The answer must consist of every line in the data below that holds the word "outbound".
┄┄┄┄┄┄
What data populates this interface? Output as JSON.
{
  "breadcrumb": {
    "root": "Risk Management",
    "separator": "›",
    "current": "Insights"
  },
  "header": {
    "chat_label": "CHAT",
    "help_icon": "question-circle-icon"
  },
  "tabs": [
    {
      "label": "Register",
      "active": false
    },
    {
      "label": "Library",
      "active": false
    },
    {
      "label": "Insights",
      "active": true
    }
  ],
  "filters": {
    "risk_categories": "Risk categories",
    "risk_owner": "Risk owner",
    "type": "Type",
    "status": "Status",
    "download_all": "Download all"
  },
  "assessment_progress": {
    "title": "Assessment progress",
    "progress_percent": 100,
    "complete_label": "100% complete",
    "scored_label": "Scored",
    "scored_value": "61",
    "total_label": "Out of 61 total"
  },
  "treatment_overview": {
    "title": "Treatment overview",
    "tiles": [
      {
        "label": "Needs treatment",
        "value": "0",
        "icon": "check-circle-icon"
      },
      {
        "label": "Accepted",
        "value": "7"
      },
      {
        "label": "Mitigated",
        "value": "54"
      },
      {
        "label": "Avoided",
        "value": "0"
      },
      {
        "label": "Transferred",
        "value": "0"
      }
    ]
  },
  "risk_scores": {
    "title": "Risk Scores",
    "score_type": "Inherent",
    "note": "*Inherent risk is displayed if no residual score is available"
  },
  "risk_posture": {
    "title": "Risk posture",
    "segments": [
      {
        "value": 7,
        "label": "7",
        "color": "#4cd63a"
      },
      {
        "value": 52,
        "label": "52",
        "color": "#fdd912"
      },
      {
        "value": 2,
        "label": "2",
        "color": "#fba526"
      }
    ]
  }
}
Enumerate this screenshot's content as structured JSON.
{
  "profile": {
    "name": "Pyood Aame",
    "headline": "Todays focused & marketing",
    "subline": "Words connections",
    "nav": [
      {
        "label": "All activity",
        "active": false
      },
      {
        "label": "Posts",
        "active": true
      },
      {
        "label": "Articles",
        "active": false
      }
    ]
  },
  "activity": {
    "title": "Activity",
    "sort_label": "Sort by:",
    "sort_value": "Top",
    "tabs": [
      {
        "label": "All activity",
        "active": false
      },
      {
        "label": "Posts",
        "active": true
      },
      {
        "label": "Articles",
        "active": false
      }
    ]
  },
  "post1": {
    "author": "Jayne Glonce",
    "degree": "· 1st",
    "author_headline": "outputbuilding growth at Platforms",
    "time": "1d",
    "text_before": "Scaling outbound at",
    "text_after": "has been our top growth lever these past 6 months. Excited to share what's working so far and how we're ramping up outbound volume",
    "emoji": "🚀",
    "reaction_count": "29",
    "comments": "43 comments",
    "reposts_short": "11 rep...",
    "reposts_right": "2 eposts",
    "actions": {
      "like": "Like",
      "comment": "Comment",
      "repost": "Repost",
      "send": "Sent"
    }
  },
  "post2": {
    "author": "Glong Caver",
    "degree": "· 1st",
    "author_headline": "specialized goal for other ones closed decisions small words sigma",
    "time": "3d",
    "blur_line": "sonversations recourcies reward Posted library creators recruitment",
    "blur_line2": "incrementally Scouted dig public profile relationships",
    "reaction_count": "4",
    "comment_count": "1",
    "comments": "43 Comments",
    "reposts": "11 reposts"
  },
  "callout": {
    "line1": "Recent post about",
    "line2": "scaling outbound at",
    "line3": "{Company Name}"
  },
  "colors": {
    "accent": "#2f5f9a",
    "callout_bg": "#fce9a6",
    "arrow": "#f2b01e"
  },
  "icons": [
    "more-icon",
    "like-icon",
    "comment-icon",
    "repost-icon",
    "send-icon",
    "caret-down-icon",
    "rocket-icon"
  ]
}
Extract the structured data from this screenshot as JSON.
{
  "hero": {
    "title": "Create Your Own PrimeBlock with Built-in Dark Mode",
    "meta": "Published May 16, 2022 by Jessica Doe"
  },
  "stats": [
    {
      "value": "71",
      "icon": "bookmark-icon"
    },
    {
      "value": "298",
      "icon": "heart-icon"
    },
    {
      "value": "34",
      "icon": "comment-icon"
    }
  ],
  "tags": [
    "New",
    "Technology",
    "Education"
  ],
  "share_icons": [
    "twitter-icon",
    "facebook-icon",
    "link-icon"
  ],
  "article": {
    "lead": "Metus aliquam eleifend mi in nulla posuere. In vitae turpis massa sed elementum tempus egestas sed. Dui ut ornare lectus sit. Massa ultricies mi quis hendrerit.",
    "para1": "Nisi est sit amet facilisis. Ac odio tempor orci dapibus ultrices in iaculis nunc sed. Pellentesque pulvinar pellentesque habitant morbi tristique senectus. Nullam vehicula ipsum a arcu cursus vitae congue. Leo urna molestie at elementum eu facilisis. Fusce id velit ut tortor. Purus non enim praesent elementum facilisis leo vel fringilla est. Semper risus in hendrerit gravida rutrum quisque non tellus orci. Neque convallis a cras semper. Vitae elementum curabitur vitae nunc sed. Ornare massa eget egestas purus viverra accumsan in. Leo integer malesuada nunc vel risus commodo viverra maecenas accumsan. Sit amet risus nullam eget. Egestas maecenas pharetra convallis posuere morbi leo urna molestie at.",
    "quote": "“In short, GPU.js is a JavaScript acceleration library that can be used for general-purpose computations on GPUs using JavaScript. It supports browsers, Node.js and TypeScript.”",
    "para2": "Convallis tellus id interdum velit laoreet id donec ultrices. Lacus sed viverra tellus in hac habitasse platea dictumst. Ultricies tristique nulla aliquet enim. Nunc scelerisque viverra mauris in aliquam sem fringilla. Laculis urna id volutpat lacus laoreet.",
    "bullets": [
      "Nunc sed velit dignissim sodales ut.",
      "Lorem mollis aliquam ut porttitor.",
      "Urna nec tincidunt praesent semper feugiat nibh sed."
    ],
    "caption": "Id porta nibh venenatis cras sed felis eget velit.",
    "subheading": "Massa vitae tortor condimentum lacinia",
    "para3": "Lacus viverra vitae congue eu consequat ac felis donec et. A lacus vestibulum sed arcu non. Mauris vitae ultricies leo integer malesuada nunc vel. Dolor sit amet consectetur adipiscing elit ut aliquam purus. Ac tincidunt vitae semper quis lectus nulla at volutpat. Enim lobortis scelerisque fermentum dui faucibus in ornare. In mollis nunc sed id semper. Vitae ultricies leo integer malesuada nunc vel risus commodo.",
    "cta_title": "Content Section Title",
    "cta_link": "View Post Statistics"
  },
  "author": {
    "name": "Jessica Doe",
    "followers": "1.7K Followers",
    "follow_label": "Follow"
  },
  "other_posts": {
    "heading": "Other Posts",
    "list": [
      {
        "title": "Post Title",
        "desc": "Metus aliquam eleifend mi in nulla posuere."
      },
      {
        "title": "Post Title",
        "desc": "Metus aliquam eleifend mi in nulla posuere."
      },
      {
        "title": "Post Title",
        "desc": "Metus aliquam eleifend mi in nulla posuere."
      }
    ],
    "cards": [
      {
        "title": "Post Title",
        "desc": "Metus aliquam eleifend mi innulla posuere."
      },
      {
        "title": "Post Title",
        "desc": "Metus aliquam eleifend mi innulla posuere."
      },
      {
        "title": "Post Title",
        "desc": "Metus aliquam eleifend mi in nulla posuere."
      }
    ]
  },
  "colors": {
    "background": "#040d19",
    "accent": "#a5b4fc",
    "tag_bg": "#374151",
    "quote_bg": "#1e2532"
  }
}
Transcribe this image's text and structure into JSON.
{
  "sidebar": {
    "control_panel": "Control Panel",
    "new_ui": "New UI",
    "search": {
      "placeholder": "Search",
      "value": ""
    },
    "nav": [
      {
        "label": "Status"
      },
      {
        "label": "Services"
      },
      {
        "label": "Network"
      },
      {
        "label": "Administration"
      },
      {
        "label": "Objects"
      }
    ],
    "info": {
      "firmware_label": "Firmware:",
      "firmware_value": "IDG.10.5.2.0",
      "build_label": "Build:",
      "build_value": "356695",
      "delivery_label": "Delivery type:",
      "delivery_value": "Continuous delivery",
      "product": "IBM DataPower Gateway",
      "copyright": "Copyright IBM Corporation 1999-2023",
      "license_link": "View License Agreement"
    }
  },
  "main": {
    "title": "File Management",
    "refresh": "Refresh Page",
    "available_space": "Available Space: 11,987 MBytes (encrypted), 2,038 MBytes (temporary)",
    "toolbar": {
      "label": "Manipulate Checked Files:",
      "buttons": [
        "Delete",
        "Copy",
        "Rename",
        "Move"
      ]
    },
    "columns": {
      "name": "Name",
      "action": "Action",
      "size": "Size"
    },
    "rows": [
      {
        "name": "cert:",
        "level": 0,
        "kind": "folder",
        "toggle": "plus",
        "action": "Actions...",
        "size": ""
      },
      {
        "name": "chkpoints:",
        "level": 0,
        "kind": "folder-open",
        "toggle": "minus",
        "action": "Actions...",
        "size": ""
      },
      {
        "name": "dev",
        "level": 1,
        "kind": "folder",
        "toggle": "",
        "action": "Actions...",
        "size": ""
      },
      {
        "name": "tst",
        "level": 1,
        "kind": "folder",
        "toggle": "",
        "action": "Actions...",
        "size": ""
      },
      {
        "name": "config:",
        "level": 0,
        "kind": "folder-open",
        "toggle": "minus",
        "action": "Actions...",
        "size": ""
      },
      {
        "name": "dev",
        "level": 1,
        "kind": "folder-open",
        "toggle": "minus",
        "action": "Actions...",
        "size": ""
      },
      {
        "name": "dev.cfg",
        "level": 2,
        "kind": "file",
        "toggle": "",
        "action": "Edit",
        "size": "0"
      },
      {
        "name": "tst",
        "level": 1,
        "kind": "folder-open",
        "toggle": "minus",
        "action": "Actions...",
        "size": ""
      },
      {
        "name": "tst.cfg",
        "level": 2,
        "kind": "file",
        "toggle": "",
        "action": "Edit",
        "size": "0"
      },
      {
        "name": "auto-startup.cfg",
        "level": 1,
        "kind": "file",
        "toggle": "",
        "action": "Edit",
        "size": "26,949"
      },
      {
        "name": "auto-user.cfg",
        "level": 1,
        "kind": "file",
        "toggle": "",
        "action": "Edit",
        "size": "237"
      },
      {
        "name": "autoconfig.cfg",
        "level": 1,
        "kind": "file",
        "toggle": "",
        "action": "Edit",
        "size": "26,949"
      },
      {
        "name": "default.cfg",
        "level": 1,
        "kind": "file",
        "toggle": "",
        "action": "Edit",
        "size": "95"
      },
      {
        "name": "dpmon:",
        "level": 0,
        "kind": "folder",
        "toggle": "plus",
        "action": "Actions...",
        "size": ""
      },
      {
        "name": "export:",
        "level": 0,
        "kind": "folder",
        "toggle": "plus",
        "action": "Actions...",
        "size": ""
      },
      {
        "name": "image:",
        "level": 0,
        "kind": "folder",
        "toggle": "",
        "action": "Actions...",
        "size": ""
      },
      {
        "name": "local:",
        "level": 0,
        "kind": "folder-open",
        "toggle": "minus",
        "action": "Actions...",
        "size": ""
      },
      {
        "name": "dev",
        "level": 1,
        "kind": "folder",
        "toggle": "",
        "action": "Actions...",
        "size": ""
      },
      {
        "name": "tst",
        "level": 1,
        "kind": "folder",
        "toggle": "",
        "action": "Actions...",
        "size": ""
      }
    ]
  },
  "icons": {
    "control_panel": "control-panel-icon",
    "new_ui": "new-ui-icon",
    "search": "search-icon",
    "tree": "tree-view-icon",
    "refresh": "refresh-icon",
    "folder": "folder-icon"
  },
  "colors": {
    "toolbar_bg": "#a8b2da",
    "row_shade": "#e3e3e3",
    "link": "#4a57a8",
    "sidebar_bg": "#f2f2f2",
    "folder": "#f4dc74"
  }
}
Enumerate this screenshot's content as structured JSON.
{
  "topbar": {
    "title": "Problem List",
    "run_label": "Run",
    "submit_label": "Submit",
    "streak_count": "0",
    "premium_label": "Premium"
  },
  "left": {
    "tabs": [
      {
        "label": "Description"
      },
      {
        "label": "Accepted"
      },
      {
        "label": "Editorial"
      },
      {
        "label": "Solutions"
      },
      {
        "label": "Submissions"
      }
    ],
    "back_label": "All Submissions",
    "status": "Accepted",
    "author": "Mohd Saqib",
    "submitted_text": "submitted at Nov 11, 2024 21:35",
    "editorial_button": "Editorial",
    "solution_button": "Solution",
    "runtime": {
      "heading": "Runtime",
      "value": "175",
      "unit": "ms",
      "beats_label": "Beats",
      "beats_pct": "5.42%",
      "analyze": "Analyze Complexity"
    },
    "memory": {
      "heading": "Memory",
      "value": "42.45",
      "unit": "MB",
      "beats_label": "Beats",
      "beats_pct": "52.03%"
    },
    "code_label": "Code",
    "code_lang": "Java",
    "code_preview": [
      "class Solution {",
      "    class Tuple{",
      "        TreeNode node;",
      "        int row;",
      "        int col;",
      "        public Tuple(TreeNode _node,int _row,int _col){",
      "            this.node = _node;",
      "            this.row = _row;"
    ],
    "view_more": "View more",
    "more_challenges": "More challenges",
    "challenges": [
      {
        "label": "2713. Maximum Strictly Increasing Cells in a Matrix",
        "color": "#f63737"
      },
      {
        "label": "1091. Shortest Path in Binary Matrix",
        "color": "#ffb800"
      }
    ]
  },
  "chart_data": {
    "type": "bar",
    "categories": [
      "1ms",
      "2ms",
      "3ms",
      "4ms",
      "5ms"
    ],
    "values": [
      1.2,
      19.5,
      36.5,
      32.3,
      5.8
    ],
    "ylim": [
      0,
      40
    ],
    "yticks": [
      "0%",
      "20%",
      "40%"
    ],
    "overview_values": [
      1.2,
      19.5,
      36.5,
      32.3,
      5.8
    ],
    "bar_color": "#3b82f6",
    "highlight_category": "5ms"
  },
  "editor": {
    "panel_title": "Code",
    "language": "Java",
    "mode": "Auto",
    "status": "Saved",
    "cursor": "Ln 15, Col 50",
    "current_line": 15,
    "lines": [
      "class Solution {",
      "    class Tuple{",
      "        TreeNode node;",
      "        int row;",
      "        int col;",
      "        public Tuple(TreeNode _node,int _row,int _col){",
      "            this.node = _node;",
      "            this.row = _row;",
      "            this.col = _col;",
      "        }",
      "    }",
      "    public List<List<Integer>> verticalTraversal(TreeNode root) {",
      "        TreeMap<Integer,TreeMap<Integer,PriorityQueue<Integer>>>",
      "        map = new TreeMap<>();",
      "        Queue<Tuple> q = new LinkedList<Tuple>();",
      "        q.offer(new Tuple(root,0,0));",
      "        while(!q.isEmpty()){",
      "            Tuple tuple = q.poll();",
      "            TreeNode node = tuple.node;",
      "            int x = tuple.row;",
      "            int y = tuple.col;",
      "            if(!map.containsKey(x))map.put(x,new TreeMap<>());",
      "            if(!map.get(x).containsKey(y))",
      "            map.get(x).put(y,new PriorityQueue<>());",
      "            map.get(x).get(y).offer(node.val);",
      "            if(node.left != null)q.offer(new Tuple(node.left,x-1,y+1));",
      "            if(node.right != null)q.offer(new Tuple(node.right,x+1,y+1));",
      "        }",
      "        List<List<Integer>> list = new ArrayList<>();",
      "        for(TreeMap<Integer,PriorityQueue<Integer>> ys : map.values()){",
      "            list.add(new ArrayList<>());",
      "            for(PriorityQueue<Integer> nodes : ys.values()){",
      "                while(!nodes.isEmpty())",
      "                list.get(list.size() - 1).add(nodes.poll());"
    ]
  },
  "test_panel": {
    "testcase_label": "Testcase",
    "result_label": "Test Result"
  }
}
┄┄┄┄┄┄
**The completed task**
    "text_before": "Scaling outbound at",
    "text_after": "has been our top growth lever these past 6 months. Excited to share what's working so far and how we're ramping up outbound volume",
    "line2": "scaling outbound at",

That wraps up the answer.